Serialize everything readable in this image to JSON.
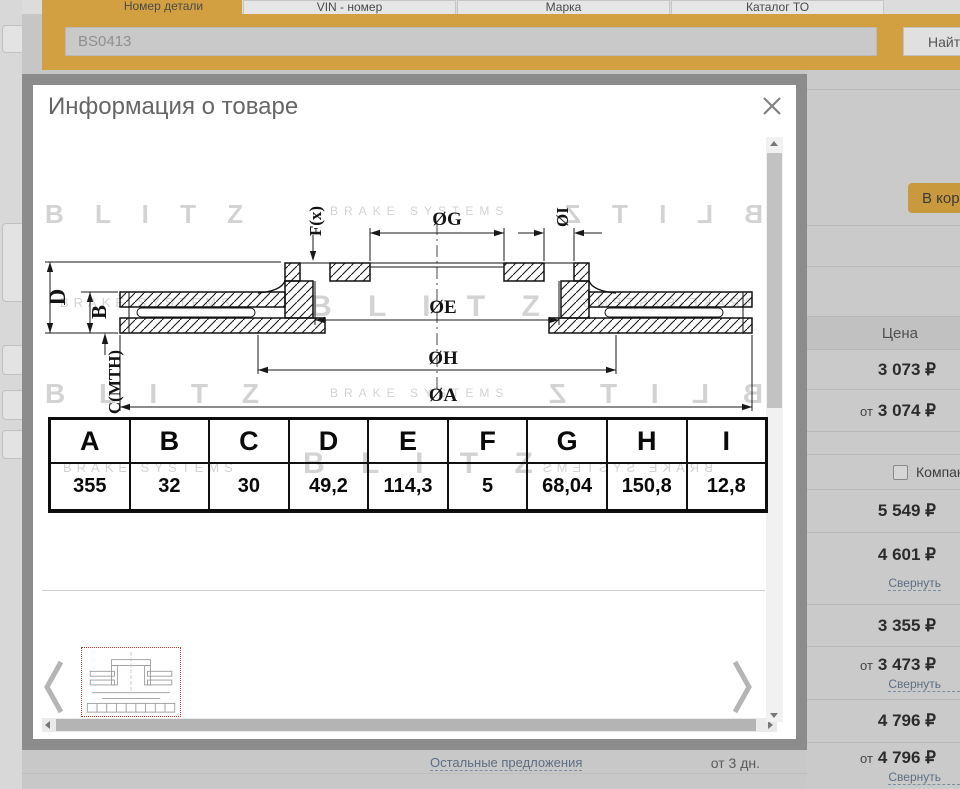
{
  "page": {
    "tabs": [
      {
        "label": "Номер детали"
      },
      {
        "label": "VIN - номер"
      },
      {
        "label": "Марка"
      },
      {
        "label": "Каталог ТО"
      }
    ],
    "search": {
      "value": "BS0413",
      "button": "Найти"
    },
    "results": {
      "price_header": "Цена",
      "cart_button": "В корзину",
      "company_label": "Компания",
      "collapse": "Свернуть",
      "rows": [
        {
          "prefix": "",
          "price": "3 073 ₽"
        },
        {
          "prefix": "от",
          "price": "3 074 ₽"
        },
        {
          "prefix": "",
          "price": "5 549 ₽"
        },
        {
          "prefix": "",
          "price": "4 601 ₽"
        },
        {
          "prefix": "",
          "price": "3 355 ₽"
        },
        {
          "prefix": "от",
          "price": "3 473 ₽"
        },
        {
          "prefix": "",
          "price": "4 796 ₽"
        },
        {
          "prefix": "от",
          "price": "4 796 ₽"
        }
      ],
      "other_offers": "Остальные предложения",
      "delivery": "от 3 дн."
    }
  },
  "modal": {
    "title": "Информация о товаре",
    "watermark": {
      "brand": "B L I T Z",
      "sub": "BRAKE SYSTEMS"
    },
    "drawing_labels": {
      "D": "D",
      "B": "B",
      "C": "C(MTH)",
      "F": "F(x)",
      "G": "ØG",
      "I": "ØI",
      "E": "ØE",
      "H": "ØH",
      "A": "ØA"
    },
    "spec_table": {
      "headers": [
        "A",
        "B",
        "C",
        "D",
        "E",
        "F",
        "G",
        "H",
        "I"
      ],
      "values": [
        "355",
        "32",
        "30",
        "49,2",
        "114,3",
        "5",
        "68,04",
        "150,8",
        "12,8"
      ]
    }
  },
  "colors": {
    "accent": "#d2a041",
    "overlay": "#c6c6c6",
    "link": "#5d6d82"
  }
}
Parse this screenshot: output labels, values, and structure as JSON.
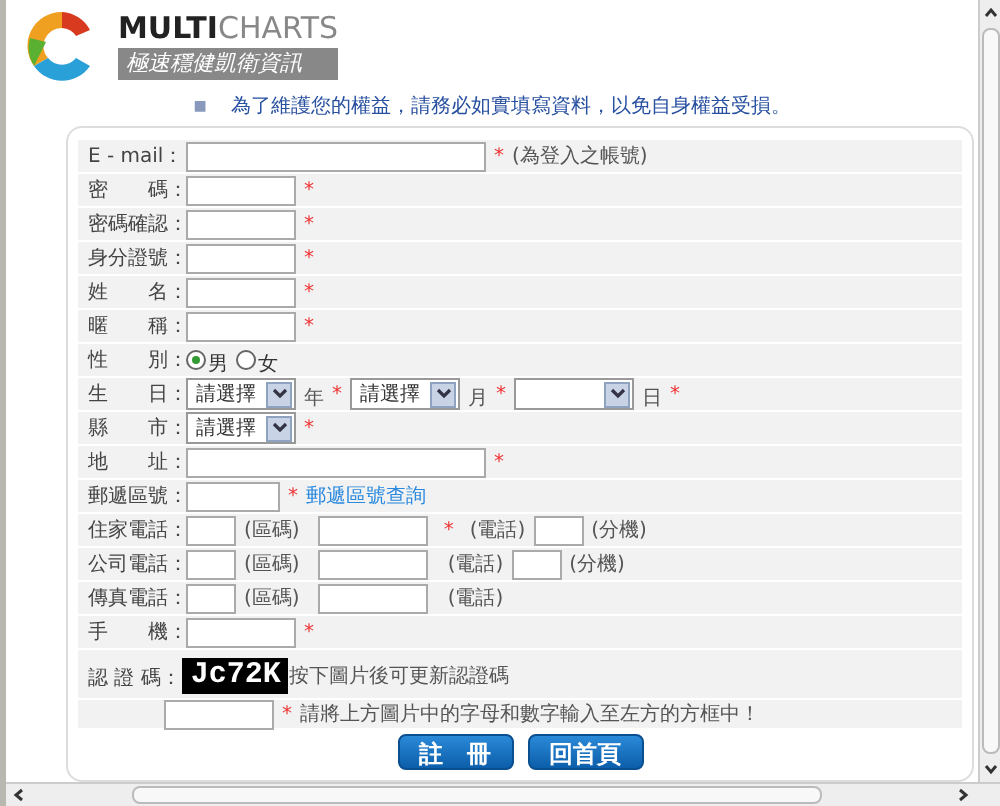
{
  "logo": {
    "brand_bold": "MULTI",
    "brand_light": "CHARTS",
    "tagline": "極速穩健凱衛資訊"
  },
  "notice": {
    "bullet": "■",
    "text": "為了維護您的權益，請務必如實填寫資料，以免自身權益受損。"
  },
  "form": {
    "rows": [
      {
        "kind": "email",
        "label": "E - mail：",
        "mark": "*",
        "note": "(為登入之帳號)"
      },
      {
        "kind": "text",
        "label": "密　　碼：",
        "mark": "*"
      },
      {
        "kind": "text",
        "label": "密碼確認：",
        "mark": "*"
      },
      {
        "kind": "text",
        "label": "身分證號：",
        "mark": "*"
      },
      {
        "kind": "text",
        "label": "姓　　名：",
        "mark": "*"
      },
      {
        "kind": "text",
        "label": "暱　　稱：",
        "mark": "*"
      },
      {
        "kind": "radio",
        "label": "性　　別：",
        "options": [
          {
            "label": "男",
            "selected": true
          },
          {
            "label": "女",
            "selected": false
          }
        ]
      },
      {
        "kind": "date",
        "label": "生　　日：",
        "selects": [
          {
            "value": "請選擇",
            "unit": "年",
            "mark": "*"
          },
          {
            "value": "請選擇",
            "unit": "月",
            "mark": "*"
          },
          {
            "unit": "日",
            "mark": "*"
          }
        ]
      },
      {
        "kind": "select",
        "label": "縣　　市：",
        "value": "請選擇",
        "mark": "*"
      },
      {
        "kind": "address",
        "label": "地　　址：",
        "mark": "*"
      },
      {
        "kind": "zip",
        "label": "郵遞區號：",
        "mark": "*",
        "link": "郵遞區號查詢"
      },
      {
        "kind": "phone",
        "label": "住家電話：",
        "area_label": "(區碼)",
        "number_mark": "*",
        "number_label": "(電話)",
        "ext_label": "(分機)"
      },
      {
        "kind": "phone",
        "label": "公司電話：",
        "area_label": "(區碼)",
        "number_label": "(電話)",
        "ext_label": "(分機)"
      },
      {
        "kind": "phone",
        "label": "傳真電話：",
        "area_label": "(區碼)",
        "number_label": "(電話)"
      },
      {
        "kind": "text",
        "label": "手　　機：",
        "mark": "*"
      }
    ],
    "captcha": {
      "label": "認 證 碼：",
      "code": "Jc72K",
      "hint": "按下圖片後可更新認證碼",
      "mark": "*",
      "instruction": "請將上方圖片中的字母和數字輸入至左方的方框中！"
    },
    "buttons": [
      "註　冊",
      "回首頁"
    ]
  }
}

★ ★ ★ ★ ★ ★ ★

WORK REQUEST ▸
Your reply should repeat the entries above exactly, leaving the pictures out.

RESPONSE TO THE EXERCISE ▸
Serialize everything readable in this image to JSON.
{
  "page": {
    "tabs": [
      {
        "label": "Номер детали"
      },
      {
        "label": "VIN - номер"
      },
      {
        "label": "Марка"
      },
      {
        "label": "Каталог ТО"
      }
    ],
    "search": {
      "value": "BS0413",
      "button": "Найти"
    },
    "results": {
      "price_header": "Цена",
      "cart_button": "В корзину",
      "company_label": "Компания",
      "collapse": "Свернуть",
      "rows": [
        {
          "prefix": "",
          "price": "3 073 ₽"
        },
        {
          "prefix": "от",
          "price": "3 074 ₽"
        },
        {
          "prefix": "",
          "price": "5 549 ₽"
        },
        {
          "prefix": "",
          "price": "4 601 ₽"
        },
        {
          "prefix": "",
          "price": "3 355 ₽"
        },
        {
          "prefix": "от",
          "price": "3 473 ₽"
        },
        {
          "prefix": "",
          "price": "4 796 ₽"
        },
        {
          "prefix": "от",
          "price": "4 796 ₽"
        }
      ],
      "other_offers": "Остальные предложения",
      "delivery": "от 3 дн."
    }
  },
  "modal": {
    "title": "Информация о товаре",
    "watermark": {
      "brand": "B L I T Z",
      "sub": "BRAKE SYSTEMS"
    },
    "drawing_labels": {
      "D": "D",
      "B": "B",
      "C": "C(MTH)",
      "F": "F(x)",
      "G": "ØG",
      "I": "ØI",
      "E": "ØE",
      "H": "ØH",
      "A": "ØA"
    },
    "spec_table": {
      "headers": [
        "A",
        "B",
        "C",
        "D",
        "E",
        "F",
        "G",
        "H",
        "I"
      ],
      "values": [
        "355",
        "32",
        "30",
        "49,2",
        "114,3",
        "5",
        "68,04",
        "150,8",
        "12,8"
      ]
    }
  },
  "colors": {
    "accent": "#d2a041",
    "overlay": "#c6c6c6",
    "link": "#5d6d82"
  }
}
Parse this screenshot: output labels, values, and structure as JSON.
{
  "logo": {
    "brand_bold": "MULTI",
    "brand_light": "CHARTS",
    "tagline": "極速穩健凱衛資訊"
  },
  "notice": {
    "bullet": "■",
    "text": "為了維護您的權益，請務必如實填寫資料，以免自身權益受損。"
  },
  "form": {
    "rows": [
      {
        "kind": "email",
        "label": "E - mail：",
        "mark": "*",
        "note": "(為登入之帳號)"
      },
      {
        "kind": "text",
        "label": "密　　碼：",
        "mark": "*"
      },
      {
        "kind": "text",
        "label": "密碼確認：",
        "mark": "*"
      },
      {
        "kind": "text",
        "label": "身分證號：",
        "mark": "*"
      },
      {
        "kind": "text",
        "label": "姓　　名：",
        "mark": "*"
      },
      {
        "kind": "text",
        "label": "暱　　稱：",
        "mark": "*"
      },
      {
        "kind": "radio",
        "label": "性　　別：",
        "options": [
          {
            "label": "男",
            "selected": true
          },
          {
            "label": "女",
            "selected": false
          }
        ]
      },
      {
        "kind": "date",
        "label": "生　　日：",
        "selects": [
          {
            "value": "請選擇",
            "unit": "年",
            "mark": "*"
          },
          {
            "value": "請選擇",
            "unit": "月",
            "mark": "*"
          },
          {
            "unit": "日",
            "mark": "*"
          }
        ]
      },
      {
        "kind": "select",
        "label": "縣　　市：",
        "value": "請選擇",
        "mark": "*"
      },
      {
        "kind": "address",
        "label": "地　　址：",
        "mark": "*"
      },
      {
        "kind": "zip",
        "label": "郵遞區號：",
        "mark": "*",
        "link": "郵遞區號查詢"
      },
      {
        "kind": "phone",
        "label": "住家電話：",
        "area_label": "(區碼)",
        "number_mark": "*",
        "number_label": "(電話)",
        "ext_label": "(分機)"
      },
      {
        "kind": "phone",
        "label": "公司電話：",
        "area_label": "(區碼)",
        "number_label": "(電話)",
        "ext_label": "(分機)"
      },
      {
        "kind": "phone",
        "label": "傳真電話：",
        "area_label": "(區碼)",
        "number_label": "(電話)"
      },
      {
        "kind": "text",
        "label": "手　　機：",
        "mark": "*"
      }
    ],
    "captcha": {
      "label": "認 證 碼：",
      "code": "Jc72K",
      "hint": "按下圖片後可更新認證碼",
      "mark": "*",
      "instruction": "請將上方圖片中的字母和數字輸入至左方的方框中！"
    },
    "buttons": [
      "註　冊",
      "回首頁"
    ]
  }
}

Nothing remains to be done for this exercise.